Robert Anasi, who has been named a "Writer on the Verge" by the Village Voice, decided to enter the Golden Gloves at age thirty-three, in the last year that he was eligible.  It was something he'd thought about since he took up boxing in his twenties, mostly as a way to stay in shape, but with the chance to pursue a dream slipping away, he finally went for it.  He even signed on with a tough but talented trainer, Milton LaCroix, a man with a reputation for being difficult to work with--he's apparently alienated everyone involved in New York's boxing world--but also a reputation for turning out good, though unorthodox, fighters.

Mr. Anasi's chronicle, which combines elements of George Plimpton style participatory sportswriting with in-depth reportage, nicely captures both the qualities that make boxing alluring--the colorful cast of characters; the dedication required; the physical challenge; the savage beauty of a punch well thrown and a fight well fought; there's even an amusingly heartfelt paean to sweat--and those that make it repulsive--the genuine danger of injury; the exploitation of fighters by greedy managers and promoters; the serious questions that surround even the judging of an amateur bout and the draw for a tournament bracket.  As in all the best of such accounts, he succeeds in capturing this dying subculture in its entirety, warts and all, while conveying his obvious love for it.

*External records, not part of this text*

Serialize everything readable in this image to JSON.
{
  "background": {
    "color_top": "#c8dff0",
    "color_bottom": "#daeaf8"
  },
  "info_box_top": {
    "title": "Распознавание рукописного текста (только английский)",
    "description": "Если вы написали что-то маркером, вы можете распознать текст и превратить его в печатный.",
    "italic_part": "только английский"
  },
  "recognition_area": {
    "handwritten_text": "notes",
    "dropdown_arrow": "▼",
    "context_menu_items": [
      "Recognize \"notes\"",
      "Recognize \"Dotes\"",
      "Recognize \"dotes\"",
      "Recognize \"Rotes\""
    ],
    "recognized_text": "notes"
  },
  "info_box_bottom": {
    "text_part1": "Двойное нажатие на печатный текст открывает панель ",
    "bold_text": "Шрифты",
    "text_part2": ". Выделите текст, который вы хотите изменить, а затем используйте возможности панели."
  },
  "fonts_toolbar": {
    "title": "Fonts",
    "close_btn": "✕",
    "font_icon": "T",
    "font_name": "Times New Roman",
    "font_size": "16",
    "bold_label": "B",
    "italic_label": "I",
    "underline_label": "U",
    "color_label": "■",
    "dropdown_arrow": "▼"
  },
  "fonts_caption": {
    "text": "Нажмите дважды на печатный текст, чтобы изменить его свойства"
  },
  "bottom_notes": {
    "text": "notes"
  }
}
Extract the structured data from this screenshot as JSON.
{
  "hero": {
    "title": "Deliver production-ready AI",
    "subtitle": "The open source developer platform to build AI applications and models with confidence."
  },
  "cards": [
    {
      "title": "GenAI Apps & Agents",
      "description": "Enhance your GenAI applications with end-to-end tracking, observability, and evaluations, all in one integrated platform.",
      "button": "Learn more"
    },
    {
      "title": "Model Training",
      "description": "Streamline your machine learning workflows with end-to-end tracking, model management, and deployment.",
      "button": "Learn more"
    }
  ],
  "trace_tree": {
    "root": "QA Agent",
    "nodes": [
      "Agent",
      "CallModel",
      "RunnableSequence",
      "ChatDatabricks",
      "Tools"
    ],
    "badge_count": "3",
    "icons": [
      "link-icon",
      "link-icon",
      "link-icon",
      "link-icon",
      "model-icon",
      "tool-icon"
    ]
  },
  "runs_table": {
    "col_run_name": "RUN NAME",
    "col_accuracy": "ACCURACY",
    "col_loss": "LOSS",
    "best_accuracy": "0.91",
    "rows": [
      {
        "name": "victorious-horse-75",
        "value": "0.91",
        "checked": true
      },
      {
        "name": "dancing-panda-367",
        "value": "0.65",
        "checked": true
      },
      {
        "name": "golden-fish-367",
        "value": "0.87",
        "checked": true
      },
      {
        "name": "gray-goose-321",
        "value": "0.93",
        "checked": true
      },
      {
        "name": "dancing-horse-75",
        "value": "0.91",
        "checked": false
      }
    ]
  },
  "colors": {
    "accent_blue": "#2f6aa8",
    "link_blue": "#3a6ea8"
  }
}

He tells the stories of the people he meets along the way with great sympathy but also with brutal honesty, a combination that might only be possible from a Sarah Lawrence graduate who's also fought enough to begin experiencing neurological effects--memory loss.  Mr. Anasi subjects himself to the same tough but fair treatment as he seeks to understand his own obsession and what seems to have been a final bout victory but ended up a loss.  In the end he concludes that for all the problems that attend boxing, there is something uniquely worthwhile that occurs within the ring itself, a meeting of one man with another on terms of complete equality, a meeting that though it ends in victory for only one, ends in mutual respect between the two.

If you're a boxing fan, or used to be, you'll certainly love the book.  If you hate boxing you'll find much here to justify your hatred.  If you've never understood the attraction of the sport you will after reading it.  Most of all, if you like good storytelling, superior cultural reporting, and quality writing, you'll find them all here, and you'll enjoy them even if you don't care about boxing.  It's an impressive debut and if it wins the readership it deserves may well become a classic along the lines of Paper Lion, MuscleFriday Night Lights or Pat Jordan's A False Spring.


Grade: (A)


See also:

Sports (General)
Robert Anasi Links:

    -INTERVIEW : The Robert Anasi Interview: Pugilistic Survivor (Laurie Edwards, 03/09/2002, Culture Dose)

Book-related and General Links:
    -BOOK SITE : The Gloves by Robert Anasi (FSB Associates)
    -ESSAY : How to Become a Boxer (Robert Anasi, October 2001, Maxim)
    -INTERVIEW : The Robert Anasi Interview: Pugilistic Survivor (Laurie Edwards,  03/09/2002, Culture Dose)
    -ESSAY : Writers on the Verge (Voice Literary Supplement, May 2001)
    -REVIEW : of The Gloves (Nita Rao, Village Voice)
    -REVIEW : of The Gloves (John Freeman, Denver Post)